Headlines May 31, 2021
Death Rates from All Causes Rose During 2020 in Colorado
The rate of death among Coloradans from all causes jumped last year by nearly 25 percent in comparison to what would be considered a normal year. An analysis by the Denver Post shows that in 2020 almost 9,000 more residents died in the state than compared to the previous 5 years.
The analysis of death certificates shows that coronavirus contributed to more than half of Colorado’s excess mortality last year. COVID-19 became the third leading cause of death in the state, behind cancer and heart disease. Other causes of death, including chronic liver disease, Alzheimer’s and drug overdoses, also rose.
The rate of deaths for people of color rose much more in the state than among whites.
For the Latinx population and Asian American and Pacific Islanders, death rates last year from all causes rose by close to 35 percent and over 30 percent for Black Coloradans and just under 20 percent for Native Americans.
In comparison, the overall mortality for the white, non-Hispanic group rose less than 8%, with a decline in deaths from cancer, heart disease, strokes and suicides offsetting some of the impact of COVID-19.
Fatal drug overdoses in Colorado surged in 2020. Jeff Holliday, of the Denver health department said the uncertainty and isolation brought on by the pandemic is likely a contributing factor to the rise in overdoses.
Two Denver Sheriff Deputies Die from COVID-19

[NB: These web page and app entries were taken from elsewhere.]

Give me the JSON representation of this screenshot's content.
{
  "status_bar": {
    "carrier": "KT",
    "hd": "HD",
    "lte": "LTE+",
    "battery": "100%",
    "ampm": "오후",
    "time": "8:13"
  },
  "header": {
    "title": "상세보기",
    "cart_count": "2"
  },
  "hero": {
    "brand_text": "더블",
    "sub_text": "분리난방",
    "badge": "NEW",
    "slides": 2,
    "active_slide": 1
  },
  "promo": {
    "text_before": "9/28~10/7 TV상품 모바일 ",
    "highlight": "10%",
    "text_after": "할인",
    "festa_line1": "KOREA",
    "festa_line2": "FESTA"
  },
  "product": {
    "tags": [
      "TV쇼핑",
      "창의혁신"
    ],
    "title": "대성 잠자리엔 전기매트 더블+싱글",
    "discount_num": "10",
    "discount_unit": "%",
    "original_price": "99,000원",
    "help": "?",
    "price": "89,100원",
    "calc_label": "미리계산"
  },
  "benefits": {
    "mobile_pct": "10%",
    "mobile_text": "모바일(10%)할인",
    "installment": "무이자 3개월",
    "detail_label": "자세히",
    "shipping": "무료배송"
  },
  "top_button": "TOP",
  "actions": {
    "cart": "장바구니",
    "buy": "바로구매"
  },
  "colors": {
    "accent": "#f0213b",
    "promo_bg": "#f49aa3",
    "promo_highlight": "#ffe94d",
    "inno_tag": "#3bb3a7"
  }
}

The Denver Sheriff Department announced that two deputies who contracted the virus have died in less than two weeks. One had worked for the sheriff for 25 years and the other for 7. The Colorado Sun reports that like other workplaces, the sheriff’s department does not require its employees to be vaccinated; although, it has tried to educate employees about vaccinations.
As of yesterday, just over 470 people are hospitalized in the state with COVID-19 and Colorado’s 7-day positivity rate decreased to 2.85 percent.
Denver School Board Member to Step Down during Investigation
Denver School Board member and activist, Tay Anderson will step away from his duties while an independent investigation is conducted into allegations he committed sexual misconduct, according to an announcement from the board. Anderson was already under investigation by the school district for a single sexual assault allegation since early April.
The Denver Post reports that last week a parent of a D.P.S. student told a legislative committee that more than 60 people had come to her for help regarding a single individual, but she did not name that person. She described their experiences ranged from unwanted touching to “violent acts of rape.” She said sixty-one of them lacked documentation or were recipients of the Deferred Action for Childhood Arrivals program, and the youngest was 14.
Denver Public Schools said that its board and the Denver Police Department are aware of new sexual assault allegations against Anderson after the woman testified about a sexual predator within the school system who has targeted students. In a statement Friday night, the Board said that it was later informed that the accusations were against Anderson, and that the police are aware of them.
Yesterday Anderson described on Twitter that the allegations are false and have caused a great deal of trauma to the entire district and have put his family and him in harm’s way.
Presumed In-Coming Denver Public School Superintendent Sued by Former Medical Director in New York
The man who is expected to be confirmed as the new superintendent of Denver Public Schools has been sued for conduct at his prior job in New York State. Alex Marrero was the interim superintendent at the New Rochelle school system for less than a year.
Dr. Brooke Balchan, the former medical director of that district has filed a case against him and other members of that district saying that she was sidelined, silenced and retaliated against in connection with the district’s response to the COVID-19 pandemic.
The president and vice president of the Denver board said in a statement that they have full confidence in Dr. Marrero, and they stand behind their choice of him for superintendent.
Marrero’s appointment is set to be approved by the Denver Board of Education on Thursday.
Governor Signs Affordable Housing Bill into Law
Gov. Jared Polis on Friday signed a law that allows cities and counties to required affordable housing in new rental developments. The Colorado Sun reports the law effectively reverses a 20-year-old court precedent that has blocked jurisdictions from forcing developers to build affordable housing.
The law comes as communities, from Front Range cities to mountain towns, are facing an unprecedented housing crisis with largely low- and moderate-income workers being priced out of housing.
At the bill’s signing ceremony, the governor said that communities are strongest when people who work in them can live in them which is sadly something that the state has been losing.
Activist Sues Aurora over Provision Barring Felons from Office
An activist who wants to run for a seat on the Aurora city council has sued that city because a charter provision precludes her from seeking office due to a decades-old felony conviction.
Candice Bailey, represented by the ACLU, claims that barring felons from running for office violates the state constitution, and that people who complete their criminal sentences regain their full rights, including the ability to run for public office. The Aurora Sentinel reports that Bailey declared her intent to run for an at-large council seat in February. She was convicted in 1999 of second-degree-assault and sentenced to two years in prison.
In a statement Bailey said that mistakes of your life shouldn’t stop you from living life to the fullest or being of service, adding that it’s not just about her, but about making sure that all future candidates with felony convictions won’t face the same barrier she has, and ultimately, for voters to decide who they want to represent their communities.